"Total failure, giving up a three-run home run in the All-Star Game," Wilson said. "I'm here, though, now it's time to go home to the beach."
Wilson did find one bright spot in the fact that the AL let home-field advantage slip away for the second straight season.
"Maybe it means I get to hit in the World Series," he said. "Maybe this is an elaborate scheme for me to hit a home run in the World Series."
Wilson, who entered in the fourth because manager Ron Washington wanted him to face the big left-handed bats in the NL's lineup, has only allowed three home runs in 399 at-bats to left-handed hitters over the past four years. He said he had trouble getting a grip on the baseball, and left a cut fastball over the plate.
"I didn't have a good grip on it," he said. "Instead of gripping and ripping, I was gripping and slipping, and he hit it out. Pitch one inning, one mistake, Prince Fielder ... That's why he was in the Home Run Derby."
For Wilson the home run also reinforced Chase Field's reputation as a place where balls go flying when the roof is closed.
"The ball travels here," he said. "We saw that last night. It doesn't come down."
Wilson did retire the next three hitters, but he became the second Ranger to be the losing pitcher in the All-Star Game, following reliever Jim Kern in 1979.
"Of course my heart would have bled for anyone that would have given it up, but that's the way baseball goes," Washington said. "A good hitter got him, and I don't think that's the first one that Prince got. I still consider C.J. one of the top pitchers in the game. It's just in the fourth inning they put a big inning on us, simply because of the good pitching out there; it just shut us down. "

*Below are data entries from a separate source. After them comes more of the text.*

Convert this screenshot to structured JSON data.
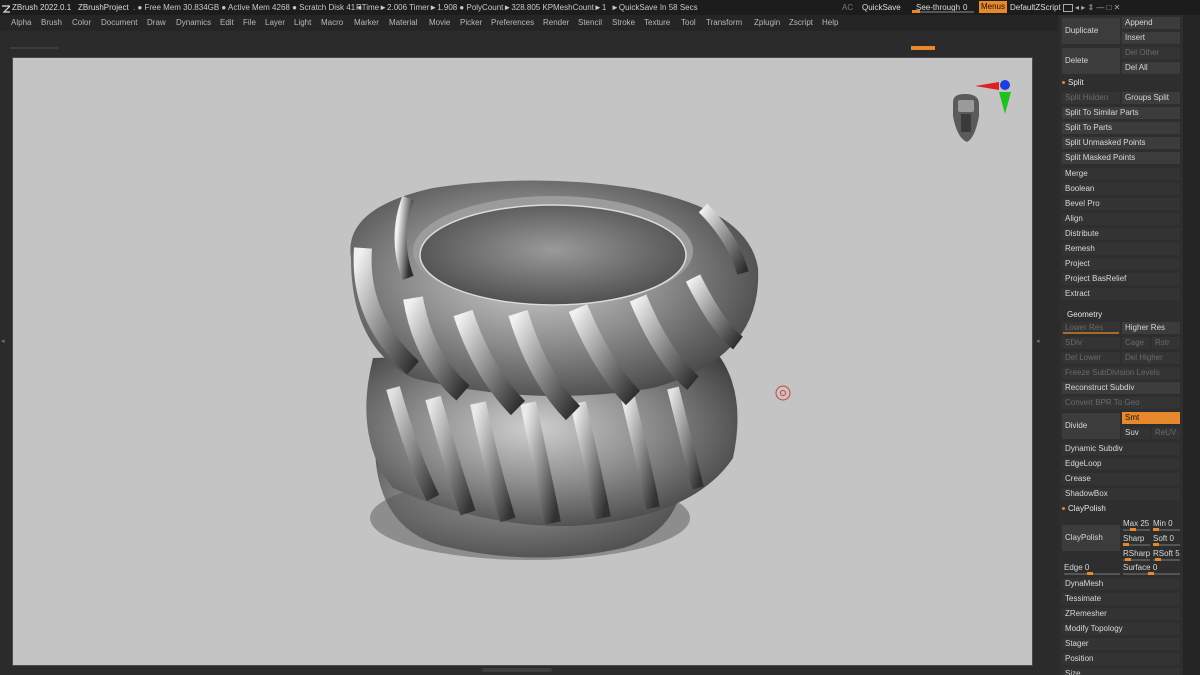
{
  "titlebar": {
    "app": "ZBrush 2022.0.1",
    "project": "ZBrushProject",
    "stats": ". ● Free Mem 30.834GB ● Active Mem 4268 ● Scratch Disk 41 ●",
    "rtime": "RTime►2.006 Timer►1.908 ● PolyCount►328.805 KP",
    "meshcount": "MeshCount►1",
    "quicksave_in": "►QuickSave In 58 Secs",
    "ac": "AC",
    "quicksave": "QuickSave",
    "seethrough": "See-through",
    "seethrough_value": "0",
    "menus": "Menus",
    "defaultzscript": "DefaultZScript"
  },
  "menubar": [
    "Alpha",
    "Brush",
    "Color",
    "Document",
    "Draw",
    "Dynamics",
    "Edit",
    "File",
    "Layer",
    "Light",
    "Macro",
    "Marker",
    "Material",
    "Movie",
    "Picker",
    "Preferences",
    "Render",
    "Stencil",
    "Stroke",
    "Texture",
    "Tool",
    "Transform",
    "Zplugin",
    "Zscript",
    "Help"
  ],
  "subtool": {
    "duplicate": "Duplicate",
    "append": "Append",
    "insert": "Insert",
    "delete": "Delete",
    "del_other": "Del Other",
    "del_all": "Del All",
    "split": "Split",
    "split_hidden": "Split Hidden",
    "groups_split": "Groups Split",
    "split_similar": "Split To Similar Parts",
    "split_parts": "Split To Parts",
    "split_unmasked": "Split Unmasked Points",
    "split_masked": "Split Masked Points",
    "merge": "Merge",
    "boolean": "Boolean",
    "bevel_pro": "Bevel Pro",
    "align": "Align",
    "distribute": "Distribute",
    "remesh": "Remesh",
    "project": "Project",
    "project_basrelief": "Project BasRelief",
    "extract": "Extract"
  },
  "geometry": {
    "title": "Geometry",
    "lower_res": "Lower Res",
    "higher_res": "Higher Res",
    "sdiv": "SDiv",
    "cage": "Cage",
    "rstr": "Rstr",
    "del_lower": "Del Lower",
    "del_higher": "Del Higher",
    "freeze": "Freeze SubDivision Levels",
    "reconstruct": "Reconstruct Subdiv",
    "convert_bpr": "Convert BPR To Geo",
    "divide": "Divide",
    "smt": "Smt",
    "suv": "Suv",
    "reuv": "ReUV",
    "dynamic_subdiv": "Dynamic Subdiv",
    "edgeloop": "EdgeLoop",
    "crease": "Crease",
    "shadowbox": "ShadowBox",
    "claypolish_hdr": "ClayPolish",
    "claypolish": "ClayPolish",
    "max_label": "Max",
    "max_value": "25",
    "min_label": "Min",
    "min_value": "0",
    "sharp_label": "Sharp",
    "soft_label": "Soft",
    "soft_value": "0",
    "rsharp_label": "RSharp",
    "rsoft_label": "RSoft",
    "rsoft_value": "5",
    "edge_label": "Edge",
    "edge_value": "0",
    "surface_label": "Surface",
    "surface_value": "0",
    "dynamesh": "DynaMesh",
    "tessimate": "Tessimate",
    "zremesher": "ZRemesher",
    "modify_topology": "Modify Topology",
    "stager": "Stager",
    "position": "Position",
    "size": "Size"
  },
  "colors": {
    "accent": "#e8882c",
    "viewport_bg": "#c4c4c4",
    "panel_bg": "#2e2e2e"
  }
}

Alexi Ogando, the second Rangers pitcher in the game, had a shorter but more successful outing in his first All-Star appearance. He pitched to two batters -- Andrew McCutchen and Joey Votto -- in the eighth, and retired both. Ogando threw six pitches, all of them strikes, and both batters grounded out on 0-2 fastballs clocked at 99 mph.
Outfielder Josh Hamilton and third baseman Adrian Beltre both went 1-for-2 with a pair of two-out singles in the fourth, a sequence that almost gave the AL a two-run lead.
Adrian Gonzalez had put the AL up, 1-0, with a two-out home run, and Jose Bautista reached on a single when Fielder couldn't catch his high pop down the right-field line. Hamilton's single to center moved Bautista to second, then Beltre followed with a line-drive single to left.
Third-base coach Dave Anderson sent Bautista home with two outs, but left fielder Hunter Pence cut him down trying to score.
"I thought I had an RBI, but Pence decided otherwise," Beltre said.
That was the AL's best rally, as it finished with just six hits on the night.
Hamilton has now hit safely in four straight All-Star Games, with four singles in 11 at-bats.
"It stinks that we lost, but that's why you play the game," Hamilton said. "It was fun. I hope fans enjoyed the game. I'm ready to get back to reality tomorrow."
All five Rangers played. Michael Young, selected for the seventh time and appearing in his sixth All-Star Game, played third base late and struck out in his only at-bat. Young, who did not get into the game in 2007, is now 4-for-13 in the Midsummer Classic.
This was also the first time he has been on the losing side. He was not selected for last year's game but was on the squad six times during the AL's seven-game winning streak from 2003 to 2009.
"I thought about that," Young said. "Fielder had a big three-run home run, and we didn't get much going offensively. They got us really good this time."